Uniforms for the Call Center
The whole thing started when the OPD surveyed dispatchers working in the city’s call center about uniform preferences. Following the survey, the OPD decided to implement a mandatory uniform policy. The city would pay for simple uniforms consisting of just two pieces: golf shirts and fleece vests that dispatchers would be required to wear while on duty.
All was fine at first. The OPD purchased the uniforms and distributed them to employees. No sooner had they done so when the union representing the dispatchers invoked language in the most recent collective bargaining agreement applying to all uniformed personnel working for the city.
That language stated that the city would provide a $350 annual allowance to cover the dry-cleaning costs of all required uniforms. Giving that allowance to all the dispatchers would have cost the city some $50,000 per year. The OPD was looking at $500,000 over 10 years. That was too much for the budget.
Uniforms No Longer Mandatory
After having spent $23,000 on golf shirts and fleece vests, the OPD was not about to let the clothing go to waste. So what did they do? They allowed the dispatchers to keep their uniforms. However, they did away with the mandate. Wearing the uniforms is now voluntary.
Without the mandate in place, the city is not required to pay the dry-cleaning allowance. They escape the cleaning bill in exchange for allowing workers to decide whether or not to wear the officially branded clothing. The question is this: could the OPD have accomplished what it originally intended by renting the uniforms instead?
Monthly Rental, No Upfront Costs
It is hard to say exactly what the OPD would have paid for uniform rental without breaking down what they actually purchased and how much a uniform company would have charged for similar uniforms. But there is a good chance they could have provided the uniforms for less than $50,000 annually.
According to Alsco, the company that pioneered uniform rental in the U.S., one of the advantages of a rental program is cost savings. Employers spend no money up front to acquire uniforms for employees. That’s because they aren’t purchasing them; the rental company owns the garments outright. The OPD would pay a rental fee just as if they were renting table linens.

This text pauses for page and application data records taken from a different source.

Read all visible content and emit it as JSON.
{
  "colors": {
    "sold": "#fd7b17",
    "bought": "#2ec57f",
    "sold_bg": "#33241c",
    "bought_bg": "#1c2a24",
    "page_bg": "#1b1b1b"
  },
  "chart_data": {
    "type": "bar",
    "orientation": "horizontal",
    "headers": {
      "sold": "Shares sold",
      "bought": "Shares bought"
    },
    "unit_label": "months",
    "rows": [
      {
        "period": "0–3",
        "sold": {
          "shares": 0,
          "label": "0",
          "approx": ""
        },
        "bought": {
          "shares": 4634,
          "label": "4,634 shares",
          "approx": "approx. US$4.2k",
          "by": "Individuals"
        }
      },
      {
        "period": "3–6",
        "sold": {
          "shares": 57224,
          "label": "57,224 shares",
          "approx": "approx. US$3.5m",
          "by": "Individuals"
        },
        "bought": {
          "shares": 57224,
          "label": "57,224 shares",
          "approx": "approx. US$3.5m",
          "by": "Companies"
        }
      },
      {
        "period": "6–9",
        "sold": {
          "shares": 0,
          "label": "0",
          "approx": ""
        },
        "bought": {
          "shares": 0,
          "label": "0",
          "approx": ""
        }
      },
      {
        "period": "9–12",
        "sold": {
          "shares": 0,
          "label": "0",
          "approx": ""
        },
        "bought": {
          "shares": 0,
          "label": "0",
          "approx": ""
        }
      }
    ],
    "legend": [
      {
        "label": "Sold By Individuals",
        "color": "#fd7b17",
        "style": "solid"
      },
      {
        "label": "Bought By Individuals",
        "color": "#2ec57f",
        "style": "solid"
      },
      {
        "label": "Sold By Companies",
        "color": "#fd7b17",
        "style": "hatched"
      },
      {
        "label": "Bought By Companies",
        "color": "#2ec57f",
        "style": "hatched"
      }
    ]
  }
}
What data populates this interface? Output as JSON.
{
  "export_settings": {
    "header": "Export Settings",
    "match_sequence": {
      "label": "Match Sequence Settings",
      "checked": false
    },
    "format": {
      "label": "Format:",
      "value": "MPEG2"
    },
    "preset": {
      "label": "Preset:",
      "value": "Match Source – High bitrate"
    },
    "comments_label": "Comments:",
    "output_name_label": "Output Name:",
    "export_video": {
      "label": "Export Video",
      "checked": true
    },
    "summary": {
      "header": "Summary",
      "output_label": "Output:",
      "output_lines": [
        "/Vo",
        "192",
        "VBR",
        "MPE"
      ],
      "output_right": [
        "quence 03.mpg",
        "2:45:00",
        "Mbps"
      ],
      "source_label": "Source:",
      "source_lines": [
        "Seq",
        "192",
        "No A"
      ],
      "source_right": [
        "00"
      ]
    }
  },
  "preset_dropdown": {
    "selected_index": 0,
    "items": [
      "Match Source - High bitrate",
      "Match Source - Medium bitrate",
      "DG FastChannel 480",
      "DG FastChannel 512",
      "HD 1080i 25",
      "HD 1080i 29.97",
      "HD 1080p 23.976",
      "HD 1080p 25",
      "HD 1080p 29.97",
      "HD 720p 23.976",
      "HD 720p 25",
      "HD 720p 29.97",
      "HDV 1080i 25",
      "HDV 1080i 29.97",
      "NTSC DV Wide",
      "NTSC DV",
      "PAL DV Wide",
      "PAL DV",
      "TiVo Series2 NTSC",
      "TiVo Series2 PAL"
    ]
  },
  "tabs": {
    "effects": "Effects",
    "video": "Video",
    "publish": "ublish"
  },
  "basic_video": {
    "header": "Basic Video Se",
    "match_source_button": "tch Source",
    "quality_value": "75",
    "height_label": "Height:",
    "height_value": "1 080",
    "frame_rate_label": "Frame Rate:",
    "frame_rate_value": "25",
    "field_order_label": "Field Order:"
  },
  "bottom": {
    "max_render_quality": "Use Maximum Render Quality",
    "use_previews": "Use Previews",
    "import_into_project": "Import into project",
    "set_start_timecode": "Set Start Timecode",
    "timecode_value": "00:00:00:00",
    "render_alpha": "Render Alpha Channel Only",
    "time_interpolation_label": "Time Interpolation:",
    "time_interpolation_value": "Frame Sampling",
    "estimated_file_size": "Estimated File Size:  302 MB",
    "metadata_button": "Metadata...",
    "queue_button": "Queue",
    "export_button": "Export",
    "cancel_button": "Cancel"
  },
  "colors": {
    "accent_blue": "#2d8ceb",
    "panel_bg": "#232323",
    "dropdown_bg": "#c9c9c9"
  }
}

In addition to no upfront costs, the rental fee includes weekly laundering. It is completely reasonable to assume that the wholesale cost of uniform laundering is significantly cheaper than the retail cost of dry cleaning. So even with a monthly rental payment, it is very possible that the OPD would have spent less, per employee, by renting. Whether knowingly or unknowingly, the OPD has made the case for uniform rental.